▸ **WORK ITEM**
From the entries below, list each line with "title".

Dataset excerpts
┏━━

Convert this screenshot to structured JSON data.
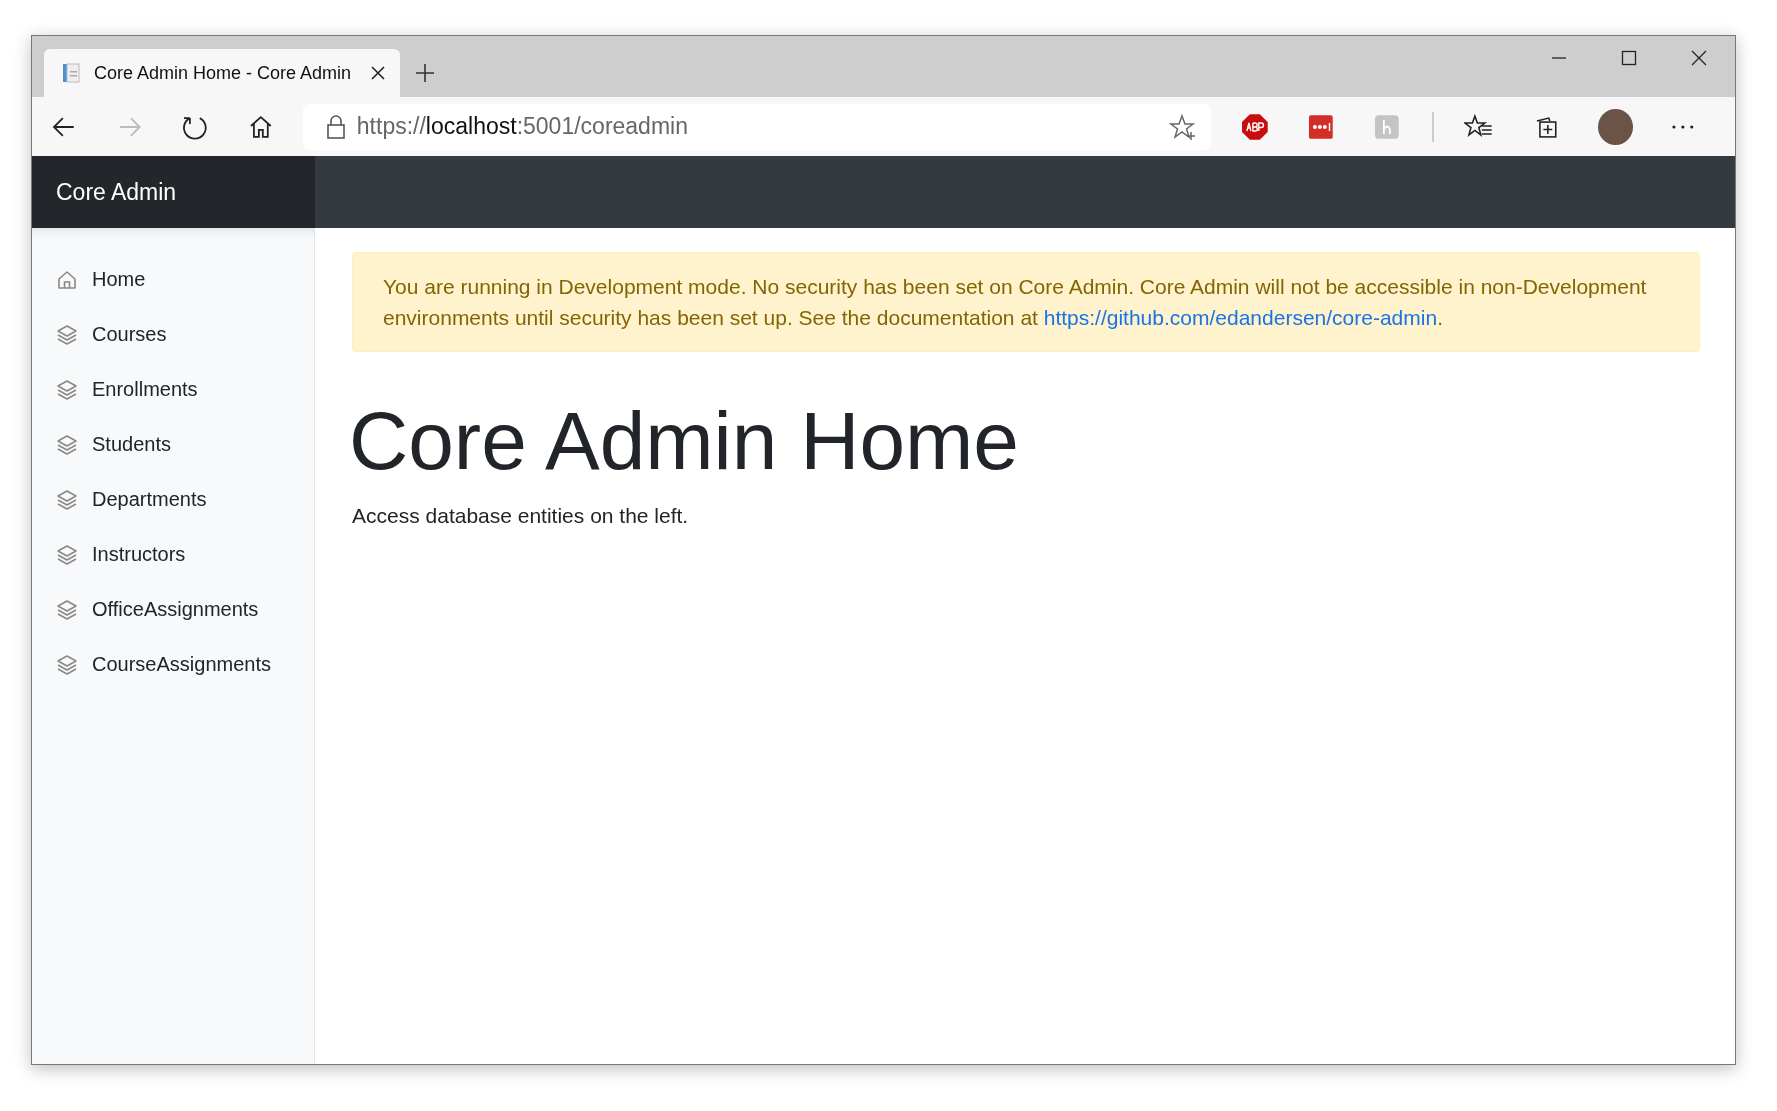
{
  "browser": {
    "tab": {
      "title": "Core Admin Home - Core Admin",
      "selected": true
    },
    "url": {
      "scheme": "https://",
      "host": "localhost",
      "rest": ":5001/coreadmin"
    }
  },
  "header": {
    "brand": "Core Admin"
  },
  "sidebar": {
    "items": [
      {
        "label": "Home",
        "kind": "home"
      },
      {
        "label": "Courses",
        "kind": "entity"
      },
      {
        "label": "Enrollments",
        "kind": "entity"
      },
      {
        "label": "Students",
        "kind": "entity"
      },
      {
        "label": "Departments",
        "kind": "entity"
      },
      {
        "label": "Instructors",
        "kind": "entity"
      },
      {
        "label": "OfficeAssignments",
        "kind": "entity"
      },
      {
        "label": "CourseAssignments",
        "kind": "entity"
      }
    ]
  },
  "alert": {
    "text": "You are running in Development mode. No security has been set on Core Admin. Core Admin will not be accessible in non-Development environments until security has been set up. See the documentation at",
    "link": "https://github.com/edandersen/core-admin",
    "after": "."
  },
  "main": {
    "title": "Core Admin Home",
    "text": "Access database entities on the left."
  }
}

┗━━

▸ **ANSWER SPACE**
      "title": "Core Admin Home - Core Admin",
    "title": "Core Admin Home",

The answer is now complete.